(Items from an interface collection)
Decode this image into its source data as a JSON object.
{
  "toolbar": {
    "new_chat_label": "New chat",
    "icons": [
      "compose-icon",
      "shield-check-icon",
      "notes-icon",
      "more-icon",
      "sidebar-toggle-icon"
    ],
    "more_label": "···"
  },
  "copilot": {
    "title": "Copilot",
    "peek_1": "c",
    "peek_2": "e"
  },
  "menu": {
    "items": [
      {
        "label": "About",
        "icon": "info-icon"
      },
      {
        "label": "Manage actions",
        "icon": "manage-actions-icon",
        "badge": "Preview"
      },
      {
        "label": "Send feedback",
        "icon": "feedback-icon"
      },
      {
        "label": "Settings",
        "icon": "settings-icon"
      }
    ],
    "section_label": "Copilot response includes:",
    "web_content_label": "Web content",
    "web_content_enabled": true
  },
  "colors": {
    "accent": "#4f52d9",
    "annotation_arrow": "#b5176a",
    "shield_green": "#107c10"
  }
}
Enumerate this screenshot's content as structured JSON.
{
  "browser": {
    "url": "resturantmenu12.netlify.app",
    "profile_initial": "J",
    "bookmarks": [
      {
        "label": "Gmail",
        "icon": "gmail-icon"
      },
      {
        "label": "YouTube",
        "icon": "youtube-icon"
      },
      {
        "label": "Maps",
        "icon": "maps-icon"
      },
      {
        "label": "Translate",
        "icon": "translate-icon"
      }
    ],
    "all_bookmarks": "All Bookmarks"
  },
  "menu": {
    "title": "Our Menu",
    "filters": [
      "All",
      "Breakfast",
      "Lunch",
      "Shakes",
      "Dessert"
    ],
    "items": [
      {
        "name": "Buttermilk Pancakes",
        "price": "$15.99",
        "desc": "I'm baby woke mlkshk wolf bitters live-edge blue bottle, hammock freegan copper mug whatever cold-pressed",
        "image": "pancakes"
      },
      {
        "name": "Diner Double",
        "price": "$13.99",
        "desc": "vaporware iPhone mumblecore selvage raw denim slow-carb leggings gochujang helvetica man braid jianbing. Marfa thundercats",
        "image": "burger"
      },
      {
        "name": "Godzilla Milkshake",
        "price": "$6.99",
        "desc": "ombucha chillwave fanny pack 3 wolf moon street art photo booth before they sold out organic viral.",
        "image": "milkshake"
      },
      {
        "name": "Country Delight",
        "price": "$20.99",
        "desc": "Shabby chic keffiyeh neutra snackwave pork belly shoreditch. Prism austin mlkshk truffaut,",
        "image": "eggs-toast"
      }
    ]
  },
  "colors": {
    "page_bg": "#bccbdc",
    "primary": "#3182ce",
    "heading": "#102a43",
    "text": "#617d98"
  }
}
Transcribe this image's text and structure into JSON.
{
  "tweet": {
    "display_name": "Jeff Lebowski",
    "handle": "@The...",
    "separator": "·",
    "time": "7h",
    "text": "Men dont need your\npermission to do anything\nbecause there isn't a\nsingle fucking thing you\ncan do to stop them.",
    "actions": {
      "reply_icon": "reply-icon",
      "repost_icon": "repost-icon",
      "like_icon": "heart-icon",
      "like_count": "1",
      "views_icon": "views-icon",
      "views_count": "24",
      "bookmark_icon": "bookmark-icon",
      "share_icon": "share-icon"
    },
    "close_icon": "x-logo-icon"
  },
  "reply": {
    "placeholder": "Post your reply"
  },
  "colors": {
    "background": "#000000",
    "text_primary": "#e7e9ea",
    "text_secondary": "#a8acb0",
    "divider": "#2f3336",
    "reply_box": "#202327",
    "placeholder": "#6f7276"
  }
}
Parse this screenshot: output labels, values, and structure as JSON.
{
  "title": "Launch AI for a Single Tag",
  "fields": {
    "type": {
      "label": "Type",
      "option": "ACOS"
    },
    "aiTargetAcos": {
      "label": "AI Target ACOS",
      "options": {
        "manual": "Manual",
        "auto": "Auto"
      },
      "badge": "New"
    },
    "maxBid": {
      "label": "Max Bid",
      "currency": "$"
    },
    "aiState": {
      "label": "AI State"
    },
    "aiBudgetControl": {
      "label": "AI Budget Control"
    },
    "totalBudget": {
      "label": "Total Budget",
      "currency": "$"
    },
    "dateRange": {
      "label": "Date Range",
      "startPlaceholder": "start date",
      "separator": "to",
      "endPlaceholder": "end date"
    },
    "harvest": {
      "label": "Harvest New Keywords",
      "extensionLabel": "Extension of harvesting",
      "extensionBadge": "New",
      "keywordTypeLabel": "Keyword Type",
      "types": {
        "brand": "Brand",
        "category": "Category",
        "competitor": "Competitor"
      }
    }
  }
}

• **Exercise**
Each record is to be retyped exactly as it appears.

• **Solution to this task**
Decode this image into its source data as a JSON object.
{
  "toolbar": {
    "new_chat_label": "New chat",
    "icons": [
      "compose-icon",
      "shield-check-icon",
      "notes-icon",
      "more-icon",
      "sidebar-toggle-icon"
    ],
    "more_label": "···"
  },
  "copilot": {
    "title": "Copilot",
    "peek_1": "c",
    "peek_2": "e"
  },
  "menu": {
    "items": [
      {
        "label": "About",
        "icon": "info-icon"
      },
      {
        "label": "Manage actions",
        "icon": "manage-actions-icon",
        "badge": "Preview"
      },
      {
        "label": "Send feedback",
        "icon": "feedback-icon"
      },
      {
        "label": "Settings",
        "icon": "settings-icon"
      }
    ],
    "section_label": "Copilot response includes:",
    "web_content_label": "Web content",
    "web_content_enabled": true
  },
  "colors": {
    "accent": "#4f52d9",
    "annotation_arrow": "#b5176a",
    "shield_green": "#107c10"
  }
}
Enumerate this screenshot's content as structured JSON.
{
  "browser": {
    "url": "resturantmenu12.netlify.app",
    "profile_initial": "J",
    "bookmarks": [
      {
        "label": "Gmail",
        "icon": "gmail-icon"
      },
      {
        "label": "YouTube",
        "icon": "youtube-icon"
      },
      {
        "label": "Maps",
        "icon": "maps-icon"
      },
      {
        "label": "Translate",
        "icon": "translate-icon"
      }
    ],
    "all_bookmarks": "All Bookmarks"
  },
  "menu": {
    "title": "Our Menu",
    "filters": [
      "All",
      "Breakfast",
      "Lunch",
      "Shakes",
      "Dessert"
    ],
    "items": [
      {
        "name": "Buttermilk Pancakes",
        "price": "$15.99",
        "desc": "I'm baby woke mlkshk wolf bitters live-edge blue bottle, hammock freegan copper mug whatever cold-pressed",
        "image": "pancakes"
      },
      {
        "name": "Diner Double",
        "price": "$13.99",
        "desc": "vaporware iPhone mumblecore selvage raw denim slow-carb leggings gochujang helvetica man braid jianbing. Marfa thundercats",
        "image": "burger"
      },
      {
        "name": "Godzilla Milkshake",
        "price": "$6.99",
        "desc": "ombucha chillwave fanny pack 3 wolf moon street art photo booth before they sold out organic viral.",
        "image": "milkshake"
      },
      {
        "name": "Country Delight",
        "price": "$20.99",
        "desc": "Shabby chic keffiyeh neutra snackwave pork belly shoreditch. Prism austin mlkshk truffaut,",
        "image": "eggs-toast"
      }
    ]
  },
  "colors": {
    "page_bg": "#bccbdc",
    "primary": "#3182ce",
    "heading": "#102a43",
    "text": "#617d98"
  }
}
Transcribe this image's text and structure into JSON.
{
  "tweet": {
    "display_name": "Jeff Lebowski",
    "handle": "@The...",
    "separator": "·",
    "time": "7h",
    "text": "Men dont need your\npermission to do anything\nbecause there isn't a\nsingle fucking thing you\ncan do to stop them.",
    "actions": {
      "reply_icon": "reply-icon",
      "repost_icon": "repost-icon",
      "like_icon": "heart-icon",
      "like_count": "1",
      "views_icon": "views-icon",
      "views_count": "24",
      "bookmark_icon": "bookmark-icon",
      "share_icon": "share-icon"
    },
    "close_icon": "x-logo-icon"
  },
  "reply": {
    "placeholder": "Post your reply"
  },
  "colors": {
    "background": "#000000",
    "text_primary": "#e7e9ea",
    "text_secondary": "#a8acb0",
    "divider": "#2f3336",
    "reply_box": "#202327",
    "placeholder": "#6f7276"
  }
}
Parse this screenshot: output labels, values, and structure as JSON.
{
  "title": "Launch AI for a Single Tag",
  "fields": {
    "type": {
      "label": "Type",
      "option": "ACOS"
    },
    "aiTargetAcos": {
      "label": "AI Target ACOS",
      "options": {
        "manual": "Manual",
        "auto": "Auto"
      },
      "badge": "New"
    },
    "maxBid": {
      "label": "Max Bid",
      "currency": "$"
    },
    "aiState": {
      "label": "AI State"
    },
    "aiBudgetControl": {
      "label": "AI Budget Control"
    },
    "totalBudget": {
      "label": "Total Budget",
      "currency": "$"
    },
    "dateRange": {
      "label": "Date Range",
      "startPlaceholder": "start date",
      "separator": "to",
      "endPlaceholder": "end date"
    },
    "harvest": {
      "label": "Harvest New Keywords",
      "extensionLabel": "Extension of harvesting",
      "extensionBadge": "New",
      "keywordTypeLabel": "Keyword Type",
      "types": {
        "brand": "Brand",
        "category": "Category",
        "competitor": "Competitor"
      }
    }
  }
}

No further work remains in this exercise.